Show all the lines in the data below that include the word "import".

━━━━━━━━━━

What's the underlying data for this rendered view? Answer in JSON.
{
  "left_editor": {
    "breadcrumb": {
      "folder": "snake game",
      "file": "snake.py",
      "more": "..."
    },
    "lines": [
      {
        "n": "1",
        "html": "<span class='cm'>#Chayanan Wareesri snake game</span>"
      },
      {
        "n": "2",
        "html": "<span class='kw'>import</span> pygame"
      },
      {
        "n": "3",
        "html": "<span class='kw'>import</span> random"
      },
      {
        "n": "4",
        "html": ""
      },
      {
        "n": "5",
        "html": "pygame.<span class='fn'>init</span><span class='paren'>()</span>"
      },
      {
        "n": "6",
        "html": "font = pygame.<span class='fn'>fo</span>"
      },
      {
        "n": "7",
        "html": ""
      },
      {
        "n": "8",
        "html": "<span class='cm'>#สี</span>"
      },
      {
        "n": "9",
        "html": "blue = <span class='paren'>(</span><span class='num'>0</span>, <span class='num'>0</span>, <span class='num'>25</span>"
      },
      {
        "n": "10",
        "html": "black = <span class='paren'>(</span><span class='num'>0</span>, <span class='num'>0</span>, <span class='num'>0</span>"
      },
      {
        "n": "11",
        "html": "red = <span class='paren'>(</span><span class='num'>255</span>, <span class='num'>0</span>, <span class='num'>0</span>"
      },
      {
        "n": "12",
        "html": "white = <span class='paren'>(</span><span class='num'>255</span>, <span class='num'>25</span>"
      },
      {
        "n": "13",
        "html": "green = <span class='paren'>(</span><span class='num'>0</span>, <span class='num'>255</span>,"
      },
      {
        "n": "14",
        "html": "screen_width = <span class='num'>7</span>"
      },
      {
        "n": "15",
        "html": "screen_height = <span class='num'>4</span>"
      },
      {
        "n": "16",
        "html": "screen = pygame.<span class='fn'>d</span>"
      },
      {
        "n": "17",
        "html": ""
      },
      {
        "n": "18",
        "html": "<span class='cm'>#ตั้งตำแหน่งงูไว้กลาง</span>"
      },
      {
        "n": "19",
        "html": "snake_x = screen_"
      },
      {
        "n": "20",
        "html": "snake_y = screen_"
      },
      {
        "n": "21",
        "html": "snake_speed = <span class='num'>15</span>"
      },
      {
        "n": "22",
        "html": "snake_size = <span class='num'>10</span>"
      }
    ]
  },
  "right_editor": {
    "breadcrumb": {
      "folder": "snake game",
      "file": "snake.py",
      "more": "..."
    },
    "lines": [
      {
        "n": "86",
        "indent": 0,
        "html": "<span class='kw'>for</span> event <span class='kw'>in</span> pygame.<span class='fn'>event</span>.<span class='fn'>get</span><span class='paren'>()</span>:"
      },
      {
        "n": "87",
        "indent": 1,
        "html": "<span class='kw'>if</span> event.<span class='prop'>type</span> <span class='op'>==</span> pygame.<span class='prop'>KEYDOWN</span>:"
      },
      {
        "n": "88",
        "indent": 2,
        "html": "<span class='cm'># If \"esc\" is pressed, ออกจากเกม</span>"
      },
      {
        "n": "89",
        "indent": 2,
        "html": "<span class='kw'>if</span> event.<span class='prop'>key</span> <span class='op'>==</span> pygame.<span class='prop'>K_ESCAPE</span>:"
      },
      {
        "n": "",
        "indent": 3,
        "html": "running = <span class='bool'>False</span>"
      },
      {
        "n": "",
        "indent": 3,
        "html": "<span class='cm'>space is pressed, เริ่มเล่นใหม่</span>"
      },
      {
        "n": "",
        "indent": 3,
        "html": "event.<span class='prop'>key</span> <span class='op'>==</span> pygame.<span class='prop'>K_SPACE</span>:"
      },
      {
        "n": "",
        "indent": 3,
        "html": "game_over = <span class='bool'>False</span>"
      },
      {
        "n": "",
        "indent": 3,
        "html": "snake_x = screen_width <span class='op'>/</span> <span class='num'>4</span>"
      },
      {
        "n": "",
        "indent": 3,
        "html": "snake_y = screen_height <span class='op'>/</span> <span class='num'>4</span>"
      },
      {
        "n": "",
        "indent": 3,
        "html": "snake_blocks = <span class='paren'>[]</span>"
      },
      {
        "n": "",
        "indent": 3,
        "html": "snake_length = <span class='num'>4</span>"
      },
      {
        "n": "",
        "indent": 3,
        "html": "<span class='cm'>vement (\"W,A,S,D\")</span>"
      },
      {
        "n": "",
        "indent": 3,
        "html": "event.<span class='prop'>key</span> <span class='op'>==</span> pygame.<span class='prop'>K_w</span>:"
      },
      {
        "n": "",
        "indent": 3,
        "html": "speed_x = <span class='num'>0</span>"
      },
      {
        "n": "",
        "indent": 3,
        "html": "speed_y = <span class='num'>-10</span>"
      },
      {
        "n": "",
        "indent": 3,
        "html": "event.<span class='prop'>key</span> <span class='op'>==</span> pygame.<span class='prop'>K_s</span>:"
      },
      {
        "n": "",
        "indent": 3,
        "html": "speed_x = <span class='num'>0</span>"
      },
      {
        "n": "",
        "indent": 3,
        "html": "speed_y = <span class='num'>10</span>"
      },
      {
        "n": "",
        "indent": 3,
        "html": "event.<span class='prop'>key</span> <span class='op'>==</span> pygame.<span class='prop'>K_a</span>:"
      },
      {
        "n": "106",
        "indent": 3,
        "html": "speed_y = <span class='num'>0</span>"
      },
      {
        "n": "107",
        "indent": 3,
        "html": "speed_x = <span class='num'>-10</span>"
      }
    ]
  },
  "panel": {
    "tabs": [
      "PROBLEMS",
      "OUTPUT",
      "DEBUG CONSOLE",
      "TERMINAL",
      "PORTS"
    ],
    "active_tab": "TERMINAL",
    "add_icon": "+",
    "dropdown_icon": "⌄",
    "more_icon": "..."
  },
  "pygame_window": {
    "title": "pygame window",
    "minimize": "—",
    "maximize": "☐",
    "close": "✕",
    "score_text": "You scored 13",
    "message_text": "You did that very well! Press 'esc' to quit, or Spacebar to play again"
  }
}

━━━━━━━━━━

Solution to this problem:
        "html": "<span class='kw'>import</span> pygame"
        "html": "<span class='kw'>import</span> random"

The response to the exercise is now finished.